Marvel’s “Ant-Man and the Wasp: Quantamania” commences the fifth phase of their superhero universe. Here, we revisit Scott Lang (Ant-Man), played by Paul Rudd; Hope (The Wasp), played by Evangeline Lilly; and her parents, Janet and Hank Pym played by Michelle Pfeiffer and Michael Douglas. Also joining the giddy crew is Scott and Hope’s daughter, Cassie, played by Kathryn Newton.
The third of its series, this film meshes together the violent action-packed sequences and the cartoonish mayhem derived from Ant-Man’s earlier adventures.
After the chaos from “Avenger’s Endgame,” Scott and his family are finally settling into a comfortable life after the blip. His daughter, Cassie, has been secretly working with Hank to develop new ant technology to study the quantum realm. When Scott and the others realize this, they are all pulled into the microscopic universe.
Here they encounter all sorts of misfits, from laser-shooting robots to Janet’s former comrades and the big bad Kang the Conqueror, played by Jonathan Majors.

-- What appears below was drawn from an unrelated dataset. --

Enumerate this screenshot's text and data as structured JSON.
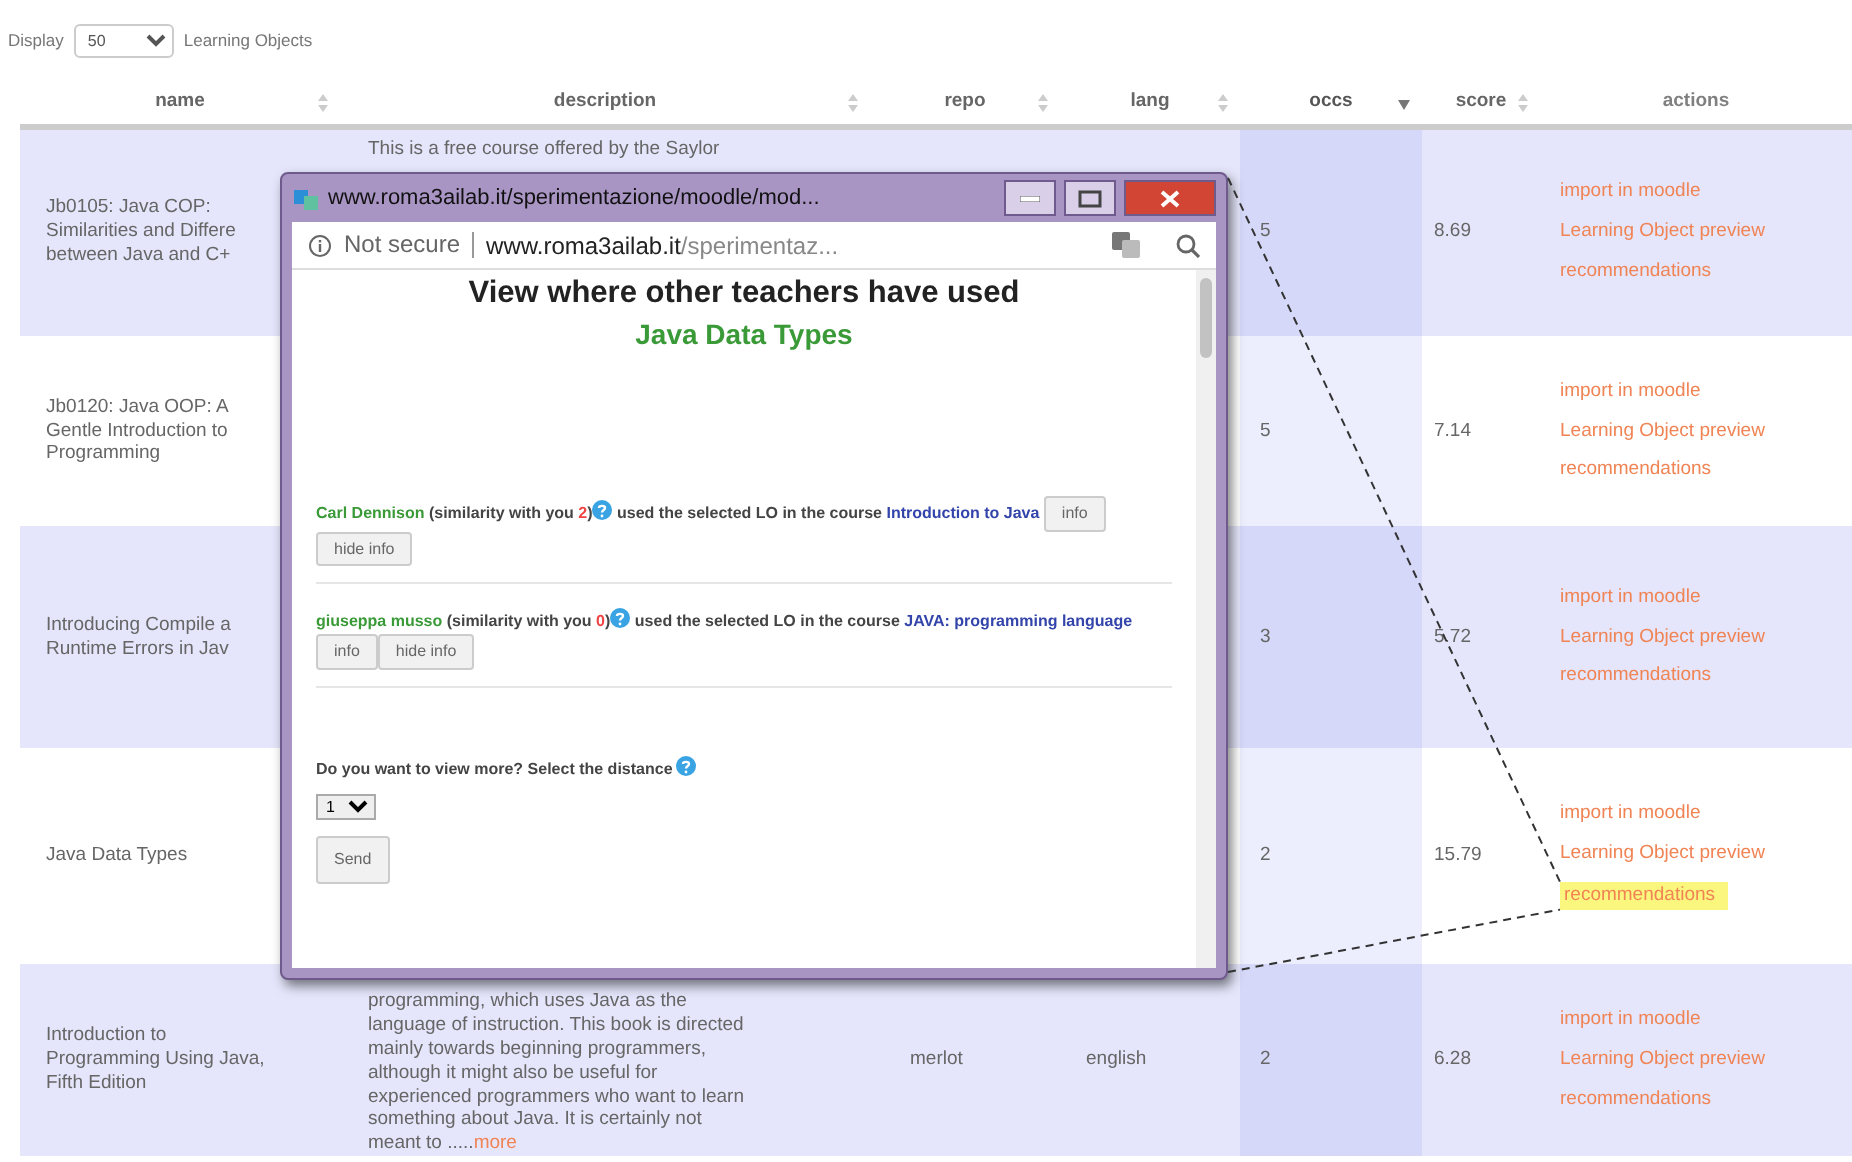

If you were expecting to walk into the theater to see a Marvel film with shocking new twists and mind-blowing reveals, you are sorely mistaken. The world-building in this universe is, quite frankly, bittersweet.
Unlike the previous film, “Ant-Man and the Wasp,” viewers see the quantum realm take on a new flavor — namely, advanced civilizations, a large variety of alien races who speak odd languages, goopy foods and turmoil set between the inhabitants and Kang. It’s a diverse cast and world in its own right, but it is not enough to fully immerse the audience or bring anything fresh.
This film follows the typical formula viewers might expect to see from Marvel’s most recent installments: Flashy new suits, world-breaking technology, intense fight sequences, character-based gags that are scattered heavily throughout the story, a near-unbeatable foe and a final battle as the ultimate climax.
The new supporting characters that the film introduces share a common enemy with Ant-Man and his allies. However, they ultimately fade into the background as they are overshadowed by the focus on Scott and Cassie’s relationship. Previous characters’ story arches were not developed any further. Some of them functioned as comic relief, while others acted as mere plot devices to assist in battles, leaving the stakes incredibly low.
Where the film lacked in world-building and character progression, it excelled in comedy. Viewers can expect to find many instances of unexpected comical chaos that will often leave them tearing up. And, as always, it is a delight to see Rudd banter with each of the cast members, including Lang’s character, Cassie. His performance as a caring father and perky superhero pair well with Lang’s witty humor. The camaraderie they share allows their jokes to flow naturally and not rub off as cheesy one-liners.
Perhaps the biggest selling point of this movie is the action sequences. From ground-shaking fights against strange gelatinous creatures to several fast-paced shots with lasers, giant ants and reality-bending effects, there is never a moment without a tense grip on the viewer’s eye. The final battle against Kang is also rather threatening and works as an excellent opportunity to elicit more of Scott’s serious side.
These are the scenes where creativity shines the most, leaving the audience wanting more.
“Ant-Man and the Wasp: Quantamania” is virtually a mixed bag. If you are looking for a film that restores the haphazard content of Marvel’s phase four, you may need to wait a little longer.
4 out of 5 stars.